* _TASK OBJECTIVE_
Report each line of the records below that uses the word "decoding".

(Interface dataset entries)
**********

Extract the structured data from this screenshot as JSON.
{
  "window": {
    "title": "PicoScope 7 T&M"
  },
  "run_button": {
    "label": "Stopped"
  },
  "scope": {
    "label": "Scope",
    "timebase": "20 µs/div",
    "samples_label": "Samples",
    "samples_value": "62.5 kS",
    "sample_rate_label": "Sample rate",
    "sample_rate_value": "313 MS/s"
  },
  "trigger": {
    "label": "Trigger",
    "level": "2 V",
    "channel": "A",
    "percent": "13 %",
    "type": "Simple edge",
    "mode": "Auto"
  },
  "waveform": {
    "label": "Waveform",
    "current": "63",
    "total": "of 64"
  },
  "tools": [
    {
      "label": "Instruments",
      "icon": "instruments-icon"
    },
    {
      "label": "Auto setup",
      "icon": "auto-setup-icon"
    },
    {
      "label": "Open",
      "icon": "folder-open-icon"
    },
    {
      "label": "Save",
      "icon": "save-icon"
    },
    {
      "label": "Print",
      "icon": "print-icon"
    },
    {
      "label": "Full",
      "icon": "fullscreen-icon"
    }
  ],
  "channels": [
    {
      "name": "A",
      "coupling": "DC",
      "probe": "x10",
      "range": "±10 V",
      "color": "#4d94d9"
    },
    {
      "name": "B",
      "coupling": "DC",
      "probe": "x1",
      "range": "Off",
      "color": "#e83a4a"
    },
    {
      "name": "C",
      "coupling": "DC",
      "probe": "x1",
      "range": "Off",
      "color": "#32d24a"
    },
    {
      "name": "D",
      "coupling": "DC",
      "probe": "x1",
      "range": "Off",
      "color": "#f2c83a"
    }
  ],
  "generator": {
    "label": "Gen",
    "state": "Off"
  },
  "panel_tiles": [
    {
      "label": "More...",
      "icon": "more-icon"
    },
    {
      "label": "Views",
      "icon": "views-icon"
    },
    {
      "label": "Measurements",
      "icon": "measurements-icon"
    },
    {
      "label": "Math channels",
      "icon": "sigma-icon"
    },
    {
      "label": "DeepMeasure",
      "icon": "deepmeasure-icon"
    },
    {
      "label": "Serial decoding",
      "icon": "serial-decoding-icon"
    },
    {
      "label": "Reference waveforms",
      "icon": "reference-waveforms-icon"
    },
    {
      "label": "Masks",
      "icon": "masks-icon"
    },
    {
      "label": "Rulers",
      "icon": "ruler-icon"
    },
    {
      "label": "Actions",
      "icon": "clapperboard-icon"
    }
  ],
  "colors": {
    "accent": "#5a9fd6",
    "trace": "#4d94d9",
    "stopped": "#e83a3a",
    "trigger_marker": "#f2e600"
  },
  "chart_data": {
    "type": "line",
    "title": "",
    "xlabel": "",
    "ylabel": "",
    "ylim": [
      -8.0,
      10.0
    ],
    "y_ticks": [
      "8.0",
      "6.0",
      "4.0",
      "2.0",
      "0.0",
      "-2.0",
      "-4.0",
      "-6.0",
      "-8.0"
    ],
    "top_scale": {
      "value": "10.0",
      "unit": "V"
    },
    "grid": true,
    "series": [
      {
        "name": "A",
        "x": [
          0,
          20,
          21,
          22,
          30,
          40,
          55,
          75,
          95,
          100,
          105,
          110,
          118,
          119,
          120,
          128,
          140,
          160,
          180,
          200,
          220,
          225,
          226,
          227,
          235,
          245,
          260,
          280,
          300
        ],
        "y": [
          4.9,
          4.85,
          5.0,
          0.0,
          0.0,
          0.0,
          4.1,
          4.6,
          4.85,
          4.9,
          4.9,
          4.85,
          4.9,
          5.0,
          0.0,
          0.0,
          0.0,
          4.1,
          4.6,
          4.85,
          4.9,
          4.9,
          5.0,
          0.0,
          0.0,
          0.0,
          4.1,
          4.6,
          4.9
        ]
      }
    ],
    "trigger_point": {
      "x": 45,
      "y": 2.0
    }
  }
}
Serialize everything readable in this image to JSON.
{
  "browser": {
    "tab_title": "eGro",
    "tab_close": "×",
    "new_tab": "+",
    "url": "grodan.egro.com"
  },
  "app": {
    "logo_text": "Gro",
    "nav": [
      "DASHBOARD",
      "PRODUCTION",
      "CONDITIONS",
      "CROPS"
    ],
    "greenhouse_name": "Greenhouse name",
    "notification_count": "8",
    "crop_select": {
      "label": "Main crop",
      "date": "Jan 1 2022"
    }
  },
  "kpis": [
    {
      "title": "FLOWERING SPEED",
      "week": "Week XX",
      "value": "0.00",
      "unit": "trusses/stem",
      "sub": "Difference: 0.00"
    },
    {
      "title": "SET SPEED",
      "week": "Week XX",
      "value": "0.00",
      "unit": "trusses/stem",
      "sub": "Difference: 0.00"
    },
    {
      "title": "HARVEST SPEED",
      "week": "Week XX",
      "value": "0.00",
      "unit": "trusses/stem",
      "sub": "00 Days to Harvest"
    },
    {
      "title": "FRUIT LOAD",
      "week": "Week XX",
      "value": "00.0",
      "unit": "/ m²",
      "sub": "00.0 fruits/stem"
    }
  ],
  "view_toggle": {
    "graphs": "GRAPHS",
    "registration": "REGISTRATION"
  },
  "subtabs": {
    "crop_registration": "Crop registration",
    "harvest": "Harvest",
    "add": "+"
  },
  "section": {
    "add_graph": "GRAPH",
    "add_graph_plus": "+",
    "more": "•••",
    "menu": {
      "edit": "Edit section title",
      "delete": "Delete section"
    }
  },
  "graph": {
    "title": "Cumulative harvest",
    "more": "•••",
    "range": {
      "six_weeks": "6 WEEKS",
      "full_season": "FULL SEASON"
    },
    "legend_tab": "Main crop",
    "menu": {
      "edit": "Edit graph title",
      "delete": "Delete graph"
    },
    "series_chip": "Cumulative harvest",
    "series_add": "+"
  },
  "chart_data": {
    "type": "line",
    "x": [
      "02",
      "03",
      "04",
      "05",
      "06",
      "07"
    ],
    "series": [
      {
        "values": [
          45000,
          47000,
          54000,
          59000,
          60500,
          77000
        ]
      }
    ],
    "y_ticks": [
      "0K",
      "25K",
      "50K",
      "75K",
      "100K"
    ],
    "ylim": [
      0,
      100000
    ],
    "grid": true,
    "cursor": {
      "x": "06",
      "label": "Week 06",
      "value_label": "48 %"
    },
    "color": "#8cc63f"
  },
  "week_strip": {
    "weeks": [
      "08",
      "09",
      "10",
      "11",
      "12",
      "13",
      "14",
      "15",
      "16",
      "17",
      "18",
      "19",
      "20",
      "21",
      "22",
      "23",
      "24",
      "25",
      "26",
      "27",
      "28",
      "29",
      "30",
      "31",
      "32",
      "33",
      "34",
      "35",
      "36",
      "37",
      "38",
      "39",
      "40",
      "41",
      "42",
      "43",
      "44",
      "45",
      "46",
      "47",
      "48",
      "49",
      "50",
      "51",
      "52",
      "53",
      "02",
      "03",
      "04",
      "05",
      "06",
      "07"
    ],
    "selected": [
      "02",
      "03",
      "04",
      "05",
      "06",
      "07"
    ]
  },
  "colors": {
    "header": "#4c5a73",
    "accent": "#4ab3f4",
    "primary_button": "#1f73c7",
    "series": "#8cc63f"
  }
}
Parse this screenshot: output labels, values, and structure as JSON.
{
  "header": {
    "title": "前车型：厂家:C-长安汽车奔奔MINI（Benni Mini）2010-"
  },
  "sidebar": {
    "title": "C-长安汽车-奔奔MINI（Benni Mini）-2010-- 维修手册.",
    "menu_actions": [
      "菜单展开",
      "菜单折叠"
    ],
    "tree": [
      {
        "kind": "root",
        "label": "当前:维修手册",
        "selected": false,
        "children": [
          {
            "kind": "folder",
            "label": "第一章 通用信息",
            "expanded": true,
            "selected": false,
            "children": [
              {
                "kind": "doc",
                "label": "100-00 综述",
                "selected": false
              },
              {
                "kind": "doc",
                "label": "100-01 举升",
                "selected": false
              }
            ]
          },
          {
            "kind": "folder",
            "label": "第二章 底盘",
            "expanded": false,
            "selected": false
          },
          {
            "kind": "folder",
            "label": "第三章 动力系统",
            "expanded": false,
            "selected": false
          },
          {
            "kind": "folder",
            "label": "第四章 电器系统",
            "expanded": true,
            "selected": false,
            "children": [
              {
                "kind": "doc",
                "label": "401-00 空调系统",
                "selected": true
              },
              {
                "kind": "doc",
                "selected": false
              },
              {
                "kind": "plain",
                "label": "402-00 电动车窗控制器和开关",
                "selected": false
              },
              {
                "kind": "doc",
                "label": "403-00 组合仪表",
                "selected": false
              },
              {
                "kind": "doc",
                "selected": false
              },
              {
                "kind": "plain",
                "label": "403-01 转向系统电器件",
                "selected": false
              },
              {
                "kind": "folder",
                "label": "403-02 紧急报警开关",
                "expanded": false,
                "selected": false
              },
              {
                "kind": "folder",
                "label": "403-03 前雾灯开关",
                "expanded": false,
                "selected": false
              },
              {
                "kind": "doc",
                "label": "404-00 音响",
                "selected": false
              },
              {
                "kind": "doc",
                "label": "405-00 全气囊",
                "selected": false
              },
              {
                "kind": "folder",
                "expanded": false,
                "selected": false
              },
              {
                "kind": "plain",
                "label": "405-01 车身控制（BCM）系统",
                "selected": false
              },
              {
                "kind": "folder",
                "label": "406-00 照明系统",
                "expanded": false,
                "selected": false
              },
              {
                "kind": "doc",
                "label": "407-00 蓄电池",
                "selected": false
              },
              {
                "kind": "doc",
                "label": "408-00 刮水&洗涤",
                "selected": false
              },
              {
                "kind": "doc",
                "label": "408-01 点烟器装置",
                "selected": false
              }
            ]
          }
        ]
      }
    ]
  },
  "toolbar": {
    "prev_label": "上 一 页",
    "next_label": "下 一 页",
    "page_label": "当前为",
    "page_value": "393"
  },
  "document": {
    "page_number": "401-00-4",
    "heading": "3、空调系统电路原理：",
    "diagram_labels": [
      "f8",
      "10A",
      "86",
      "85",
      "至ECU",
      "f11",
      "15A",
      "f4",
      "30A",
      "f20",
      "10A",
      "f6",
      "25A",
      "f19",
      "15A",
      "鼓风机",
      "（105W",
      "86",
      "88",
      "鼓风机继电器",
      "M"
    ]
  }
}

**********

* _ANSWER FOR THIS EXERCISE_
      "label": "Serial decoding",
      "icon": "serial-decoding-icon"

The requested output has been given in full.